Read: Handout and David Herlihy, “Am I a Camera? Other Reflections on Films and History,” American Historical Review 93 (1988): 1186-92 [JSTOR] and Bernard S. Bachrach, "Henry II and the Angevin Tradition of Family Hostility," Albion: A Quarterly Journal Concerned with British Studies 16:2 (Summer 1984):111-130 [JSTOR]
Terms: Henry II; Eleanor of Aquitaine; Richard I (the Lionheart); John (king of England); Philip Augustus
5/12 Discussion and Medievalism 1
Read: Robert Brent Toplin, “Cinematic History: Where Do We Go from Here?” Public Historian 25.3 (Summer 2003) 79-91. [EBSCO] and Scott Alan Metzger, “Pedagogy and the Historical Feature Film: Toward Historical Literacy” Film & History 37.2 ( September 2007): 67-75. [EBSCO] and Nickolas Haydock, "Introduction," in Hollywood in the Holy Land. [R]
5/13 Background on the Crusades and The Crusades (1935)
Read: Lorraine Kochanske Stock, "Now Starring in the Third Crusade," in Hollywood in the Holy Land. [R]
5/14 Kingdom of Heaven (2005)
Read: E. L. Risden, "Nobody but the Other Buddy," in Hollywood in the Holy Land. [R] and Nickolas Haydock, "Theaters of War: Paracinematic Returns to the Kingdom of Heaven" in Movie Medievalism [R]

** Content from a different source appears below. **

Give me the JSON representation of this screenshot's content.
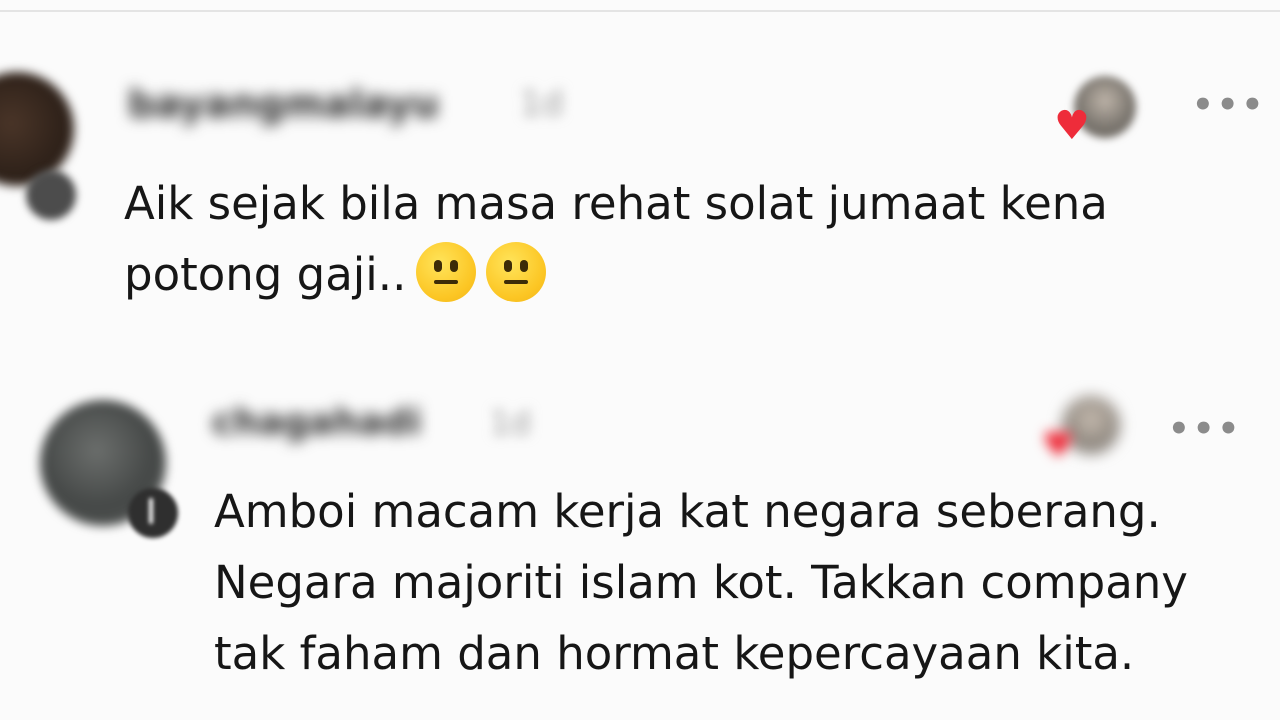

5/17 The Sorceress (1987) Double Feature paper 2 due
Terms: Dominicans or Dominican Order; witchcraft in the Middle Ages; heresy; Albigensians /Cathars
5/18 The Name of the Rose (1986)
Read: Greta Austin, “Were the peasants really so clean? The Middle Ages in film” Film History 14 (2002) 136-141. [EBSCO] and Sol Cohen, "Review: An Innocent Eye: The 'Pictorial Turn,' Film Studies and History," History of Education Quarterly 43:2 (Summer 2003): 250-261. [JSTOR]. Go to Google books and take a peek at Umberto Eco, The Name of the Rose. You can also link to the Google preview through our Library catalogue.
Terms: Franciscans; Spiritual Franciscans; Bernardo Gui
5/19 Medievalism 2
Read: Nickolas Haydock, "The Medieval Imaginary," in Movie Medievalism [R] and Carl James Grindley, "Arms and the Man: The Curious Inaccuracy of medieval Arms and Armor in Contemporary Film," Film and History 36:1 (2006)14-19.
5/20 A Knight’s Tale (2001) and discussion
Read: Nickolas Haydock, "The Waywardness of Cinematic Pastiche in First Knight and A Knight's Tale," in Movie Medievalism [R] and Caroline Jewers, "Hard Day's Knights: Forst Knight, A Knight's Tale, and Black Knight," in The Medieval Hero on Screen [R].
Terms: Geoffrey Chaucer; jousting; tournaments; Edward the Black Prince
5/21 Joan of Arc background, group presentations, and discussion.
Read: Edward Benson, " Oh What a Lovely War!: Joan of Arc on Screen," in The Medieval Hero on Screen [R].
Open the book listed below at various places to get a feel for the source, then in your group break up your assigned section.
Group 1, The Trial of Joan of Arc, trans. Daniel Hobbins, 33-117 [R]
Group 2, The Trial of Joan of Arc, trans. Daniel Hobbins, 118-157 [R]
Group 3, The Trial of Joan of Arc, trans. Daniel Hobbins, 157- 195 [R]
Group 4, The Trial of Joan of Arc, trans. Daniel Hobbins, 197-213 [R]
5/24 The Passion of Joan of Arc (1928) and discussion Reflection paper due
Read: NO READING
5/25 Joan of Arc (1948) and discussion
Read: Anke Bernau, "Girls on Film: Medieval Virginity in the Cinema," in The Medieval Hero on Screen [R].
5/26 The Messenger (1999) and discussion
Read: Nickolas Haydock, "Shooting the Messenger: Luc Besson at War with Joan of Arc." in Movie Medievalism [R]
5/27 Final Exam Period Triple Feature paper due at 8 am. Small Exam at 9:30 am. Study Guide
The professor reserves the right to make changes to this syllabus and will notify students when she does so.